In 1997, the FDA cleared the Er:YAG laser for caries removal, cavity preparation, and laser etching of enamel. The clearance of the first Er:YAG (2.94 µm) laser focussed on the ability of this wavelength to create Class I, II, II, IV, and V dental preparations, and its role in restorative dentistry was established. An extensive number of studies were completed investigating adhesion and seal in association with Er:YAG, and evaluating whether laser cavity preparation and/or laser cavity conditioning could replace the acid-etch procedure or the classic pretreatment procedures prior to resin composite or glass-ionomer restoration. This review presents an overview of the literature regarding adhesion and sealing efficacy of different (pre)treatment protocols in association with Er:YAG laser preparation. It is concluded that at present, it is advisable to respect the conventional pretreatment procedures prescribed by the adhesive materials. Although the majority of present day reports show that microleakage and bond strength values are negatively influenced by laser (pre)treatment as compared to conventional preparation, contradictions remain on how adhesion is best achieved on Er:YAG-lased surfaces. An explanation for the disparate statements is the heterogeneity in the parameters used when preparing dental tissue with a laser. Based on these findings, it has to be emphasized that there is a need for "golden standards" regarding energy output in order to eliminate surface and subsurface alterations of dental substrate which negative influence adhesion and seal.
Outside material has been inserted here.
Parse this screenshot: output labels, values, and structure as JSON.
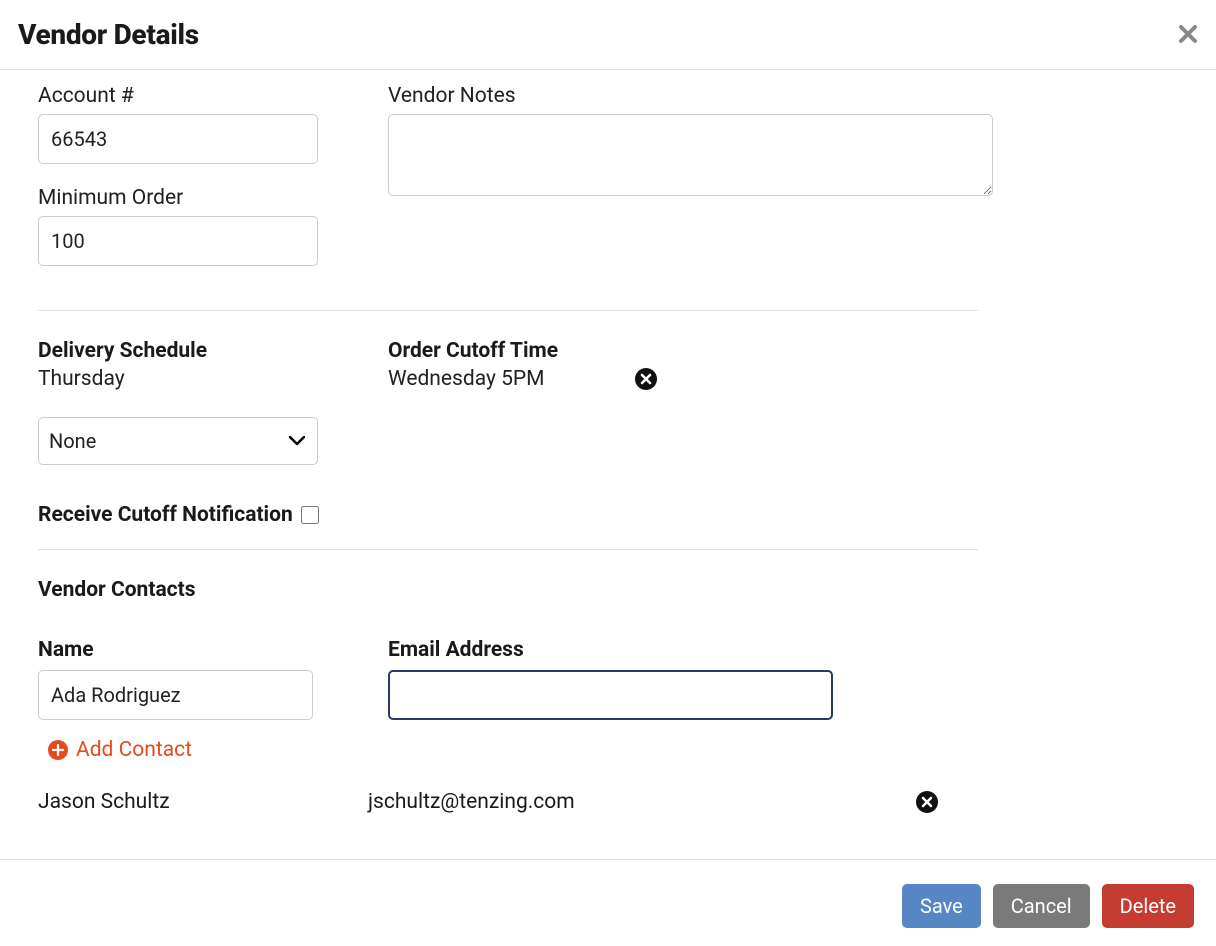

Keywords: Er:YAG laser, adhesion, resin composite, glass-ionomer cement, microleakage, tensile bond strength